--- START ---
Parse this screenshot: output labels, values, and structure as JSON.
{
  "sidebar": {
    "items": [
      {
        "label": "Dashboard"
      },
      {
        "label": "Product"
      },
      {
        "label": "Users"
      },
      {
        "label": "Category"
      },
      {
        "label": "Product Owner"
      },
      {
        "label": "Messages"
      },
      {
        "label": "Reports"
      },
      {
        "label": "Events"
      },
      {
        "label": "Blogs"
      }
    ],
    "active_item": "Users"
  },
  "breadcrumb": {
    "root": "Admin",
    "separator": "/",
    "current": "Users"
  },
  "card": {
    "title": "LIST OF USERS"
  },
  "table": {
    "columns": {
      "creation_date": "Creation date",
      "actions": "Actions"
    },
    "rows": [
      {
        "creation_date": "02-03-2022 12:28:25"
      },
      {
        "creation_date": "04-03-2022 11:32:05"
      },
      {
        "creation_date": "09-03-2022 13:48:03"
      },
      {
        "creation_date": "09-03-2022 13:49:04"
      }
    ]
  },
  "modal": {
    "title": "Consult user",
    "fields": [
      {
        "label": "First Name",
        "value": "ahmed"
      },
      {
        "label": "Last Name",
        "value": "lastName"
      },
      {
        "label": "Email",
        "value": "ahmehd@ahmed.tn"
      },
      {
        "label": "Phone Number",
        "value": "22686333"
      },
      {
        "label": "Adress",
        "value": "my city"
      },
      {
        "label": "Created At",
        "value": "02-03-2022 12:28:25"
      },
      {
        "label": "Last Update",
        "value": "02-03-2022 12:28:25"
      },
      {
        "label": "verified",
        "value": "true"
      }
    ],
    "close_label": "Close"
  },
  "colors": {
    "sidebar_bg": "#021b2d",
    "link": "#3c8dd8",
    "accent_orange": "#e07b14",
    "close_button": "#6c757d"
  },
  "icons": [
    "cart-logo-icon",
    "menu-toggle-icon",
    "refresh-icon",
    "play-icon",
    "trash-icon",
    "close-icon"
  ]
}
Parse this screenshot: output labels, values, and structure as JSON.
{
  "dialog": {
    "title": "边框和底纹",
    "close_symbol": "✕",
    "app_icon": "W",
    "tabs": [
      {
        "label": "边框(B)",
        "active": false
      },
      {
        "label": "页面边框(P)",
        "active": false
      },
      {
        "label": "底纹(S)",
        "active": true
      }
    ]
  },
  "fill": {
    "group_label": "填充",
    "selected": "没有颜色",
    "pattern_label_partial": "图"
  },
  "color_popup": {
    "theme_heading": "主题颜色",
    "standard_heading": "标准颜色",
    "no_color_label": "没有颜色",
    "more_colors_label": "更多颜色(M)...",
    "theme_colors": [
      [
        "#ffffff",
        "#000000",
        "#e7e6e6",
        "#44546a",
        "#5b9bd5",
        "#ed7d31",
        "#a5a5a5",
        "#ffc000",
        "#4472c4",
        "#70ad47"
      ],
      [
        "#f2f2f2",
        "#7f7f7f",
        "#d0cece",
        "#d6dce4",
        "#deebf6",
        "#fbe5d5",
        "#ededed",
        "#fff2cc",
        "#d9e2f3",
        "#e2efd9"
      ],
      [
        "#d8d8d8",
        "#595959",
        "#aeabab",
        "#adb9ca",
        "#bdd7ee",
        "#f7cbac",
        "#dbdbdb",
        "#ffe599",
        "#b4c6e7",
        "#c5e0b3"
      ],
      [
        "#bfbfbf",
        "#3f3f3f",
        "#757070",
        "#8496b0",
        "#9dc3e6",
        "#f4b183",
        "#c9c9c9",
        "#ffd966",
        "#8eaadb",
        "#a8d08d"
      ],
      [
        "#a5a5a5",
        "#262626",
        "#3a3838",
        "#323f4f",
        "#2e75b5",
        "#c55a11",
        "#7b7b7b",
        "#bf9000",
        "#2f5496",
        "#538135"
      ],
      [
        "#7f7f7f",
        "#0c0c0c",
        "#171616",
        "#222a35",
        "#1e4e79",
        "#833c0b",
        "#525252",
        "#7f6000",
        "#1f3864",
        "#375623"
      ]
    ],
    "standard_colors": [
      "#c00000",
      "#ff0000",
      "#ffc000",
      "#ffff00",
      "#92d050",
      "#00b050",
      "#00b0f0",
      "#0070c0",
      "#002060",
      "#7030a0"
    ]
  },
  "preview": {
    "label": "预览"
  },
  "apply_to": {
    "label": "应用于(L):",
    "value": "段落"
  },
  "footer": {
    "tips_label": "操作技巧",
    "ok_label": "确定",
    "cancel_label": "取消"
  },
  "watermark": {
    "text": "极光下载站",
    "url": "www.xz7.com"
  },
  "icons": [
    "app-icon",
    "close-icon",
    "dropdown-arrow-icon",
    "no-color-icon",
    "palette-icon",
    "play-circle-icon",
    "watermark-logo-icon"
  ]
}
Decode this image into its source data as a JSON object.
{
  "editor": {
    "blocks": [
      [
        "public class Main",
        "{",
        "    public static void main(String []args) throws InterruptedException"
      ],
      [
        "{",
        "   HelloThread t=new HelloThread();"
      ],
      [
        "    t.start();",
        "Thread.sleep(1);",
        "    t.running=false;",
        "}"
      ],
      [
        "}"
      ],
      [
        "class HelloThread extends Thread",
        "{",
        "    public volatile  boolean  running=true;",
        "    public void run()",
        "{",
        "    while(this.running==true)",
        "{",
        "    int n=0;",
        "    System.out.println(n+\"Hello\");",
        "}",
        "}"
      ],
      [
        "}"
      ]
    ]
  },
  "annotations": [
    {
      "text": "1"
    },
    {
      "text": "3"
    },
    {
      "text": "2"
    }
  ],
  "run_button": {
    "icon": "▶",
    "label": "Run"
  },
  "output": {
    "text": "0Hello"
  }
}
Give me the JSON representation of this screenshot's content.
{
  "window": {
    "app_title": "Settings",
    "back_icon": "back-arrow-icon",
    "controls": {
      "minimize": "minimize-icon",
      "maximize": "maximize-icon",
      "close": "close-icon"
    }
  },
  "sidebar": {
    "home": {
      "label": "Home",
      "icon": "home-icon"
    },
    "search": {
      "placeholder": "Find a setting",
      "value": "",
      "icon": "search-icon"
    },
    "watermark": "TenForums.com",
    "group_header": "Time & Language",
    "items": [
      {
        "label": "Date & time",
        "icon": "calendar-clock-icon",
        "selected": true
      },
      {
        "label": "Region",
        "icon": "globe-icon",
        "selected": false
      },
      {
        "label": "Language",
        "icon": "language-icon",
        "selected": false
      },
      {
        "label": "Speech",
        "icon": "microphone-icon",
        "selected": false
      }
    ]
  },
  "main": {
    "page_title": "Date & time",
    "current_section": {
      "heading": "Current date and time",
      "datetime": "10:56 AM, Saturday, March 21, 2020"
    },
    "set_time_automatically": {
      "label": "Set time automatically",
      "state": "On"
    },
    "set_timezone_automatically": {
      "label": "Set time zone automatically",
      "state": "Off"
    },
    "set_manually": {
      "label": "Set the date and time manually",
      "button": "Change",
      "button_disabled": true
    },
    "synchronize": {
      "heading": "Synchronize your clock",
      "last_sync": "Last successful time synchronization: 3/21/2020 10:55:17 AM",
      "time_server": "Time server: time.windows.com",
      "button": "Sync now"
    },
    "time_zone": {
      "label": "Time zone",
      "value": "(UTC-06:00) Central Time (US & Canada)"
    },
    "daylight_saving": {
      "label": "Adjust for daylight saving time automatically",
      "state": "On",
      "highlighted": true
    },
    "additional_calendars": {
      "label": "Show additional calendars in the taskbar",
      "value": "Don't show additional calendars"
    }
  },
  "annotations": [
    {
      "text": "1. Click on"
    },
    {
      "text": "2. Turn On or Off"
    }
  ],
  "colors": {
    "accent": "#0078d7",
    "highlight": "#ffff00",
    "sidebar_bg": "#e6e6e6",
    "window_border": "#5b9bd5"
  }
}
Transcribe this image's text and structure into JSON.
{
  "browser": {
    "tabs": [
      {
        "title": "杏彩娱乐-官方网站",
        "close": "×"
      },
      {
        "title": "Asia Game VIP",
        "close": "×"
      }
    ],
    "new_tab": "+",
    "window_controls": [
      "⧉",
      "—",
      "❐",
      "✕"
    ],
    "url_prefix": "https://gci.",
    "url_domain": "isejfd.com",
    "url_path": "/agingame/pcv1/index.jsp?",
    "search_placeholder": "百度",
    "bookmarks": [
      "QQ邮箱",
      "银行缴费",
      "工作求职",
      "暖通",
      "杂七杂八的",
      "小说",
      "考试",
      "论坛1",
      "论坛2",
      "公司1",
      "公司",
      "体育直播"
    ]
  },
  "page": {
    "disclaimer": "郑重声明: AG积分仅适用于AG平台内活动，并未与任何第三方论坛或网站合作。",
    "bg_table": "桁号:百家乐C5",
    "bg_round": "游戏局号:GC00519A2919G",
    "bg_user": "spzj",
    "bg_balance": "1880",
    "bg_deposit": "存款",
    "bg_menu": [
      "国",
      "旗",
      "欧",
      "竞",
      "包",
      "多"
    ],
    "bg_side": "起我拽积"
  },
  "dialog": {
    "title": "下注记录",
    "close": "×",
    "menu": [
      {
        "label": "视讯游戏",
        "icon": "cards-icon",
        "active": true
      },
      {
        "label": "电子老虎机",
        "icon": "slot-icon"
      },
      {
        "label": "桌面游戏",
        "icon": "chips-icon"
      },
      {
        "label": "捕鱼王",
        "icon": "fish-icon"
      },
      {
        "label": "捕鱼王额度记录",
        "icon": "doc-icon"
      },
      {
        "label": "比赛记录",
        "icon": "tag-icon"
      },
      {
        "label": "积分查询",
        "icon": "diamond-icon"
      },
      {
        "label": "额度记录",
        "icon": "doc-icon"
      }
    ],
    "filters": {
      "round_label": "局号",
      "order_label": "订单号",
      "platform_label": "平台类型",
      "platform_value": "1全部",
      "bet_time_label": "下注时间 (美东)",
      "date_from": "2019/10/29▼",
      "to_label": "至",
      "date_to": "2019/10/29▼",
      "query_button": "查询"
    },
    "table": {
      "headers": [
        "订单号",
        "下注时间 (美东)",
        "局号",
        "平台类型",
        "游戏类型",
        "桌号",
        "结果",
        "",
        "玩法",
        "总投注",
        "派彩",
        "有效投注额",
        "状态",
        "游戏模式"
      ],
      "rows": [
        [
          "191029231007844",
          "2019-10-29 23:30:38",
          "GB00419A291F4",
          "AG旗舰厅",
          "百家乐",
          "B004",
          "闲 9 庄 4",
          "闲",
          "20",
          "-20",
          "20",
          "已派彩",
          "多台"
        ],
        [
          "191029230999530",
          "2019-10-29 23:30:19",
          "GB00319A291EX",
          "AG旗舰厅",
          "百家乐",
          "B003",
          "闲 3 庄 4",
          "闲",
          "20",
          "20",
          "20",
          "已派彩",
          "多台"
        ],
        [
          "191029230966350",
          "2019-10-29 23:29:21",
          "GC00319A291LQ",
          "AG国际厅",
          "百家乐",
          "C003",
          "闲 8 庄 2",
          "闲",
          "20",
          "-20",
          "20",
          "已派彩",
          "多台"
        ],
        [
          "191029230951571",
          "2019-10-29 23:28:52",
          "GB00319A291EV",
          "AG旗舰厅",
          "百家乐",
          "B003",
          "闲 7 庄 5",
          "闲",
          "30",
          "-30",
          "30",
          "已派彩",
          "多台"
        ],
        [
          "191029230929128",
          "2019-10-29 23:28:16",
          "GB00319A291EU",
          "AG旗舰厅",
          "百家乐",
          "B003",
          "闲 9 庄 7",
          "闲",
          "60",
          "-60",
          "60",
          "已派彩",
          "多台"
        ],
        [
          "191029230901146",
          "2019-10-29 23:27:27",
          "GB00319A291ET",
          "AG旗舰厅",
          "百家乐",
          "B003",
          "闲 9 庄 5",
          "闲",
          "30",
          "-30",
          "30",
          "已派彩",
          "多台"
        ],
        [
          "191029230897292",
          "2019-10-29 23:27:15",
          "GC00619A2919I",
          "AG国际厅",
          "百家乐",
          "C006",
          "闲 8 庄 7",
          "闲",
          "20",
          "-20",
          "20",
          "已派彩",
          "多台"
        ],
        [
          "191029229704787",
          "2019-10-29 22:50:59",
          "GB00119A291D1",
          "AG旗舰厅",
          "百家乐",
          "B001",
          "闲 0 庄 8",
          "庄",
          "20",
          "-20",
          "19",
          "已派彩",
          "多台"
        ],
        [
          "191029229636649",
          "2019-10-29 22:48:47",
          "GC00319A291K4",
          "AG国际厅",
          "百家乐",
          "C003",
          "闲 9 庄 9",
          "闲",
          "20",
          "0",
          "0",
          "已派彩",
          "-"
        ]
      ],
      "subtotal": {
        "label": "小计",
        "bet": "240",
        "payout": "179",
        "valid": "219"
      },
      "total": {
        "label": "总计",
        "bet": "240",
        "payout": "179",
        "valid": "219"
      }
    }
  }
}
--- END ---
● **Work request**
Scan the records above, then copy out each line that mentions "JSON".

● **Solution for this exercise**
Parse this screenshot: output labels, values, and structure as JSON.
Parse this screenshot: output labels, values, and structure as JSON.
Decode this image into its source data as a JSON object.
Give me the JSON representation of this screenshot's content.
Transcribe this image's text and structure into JSON.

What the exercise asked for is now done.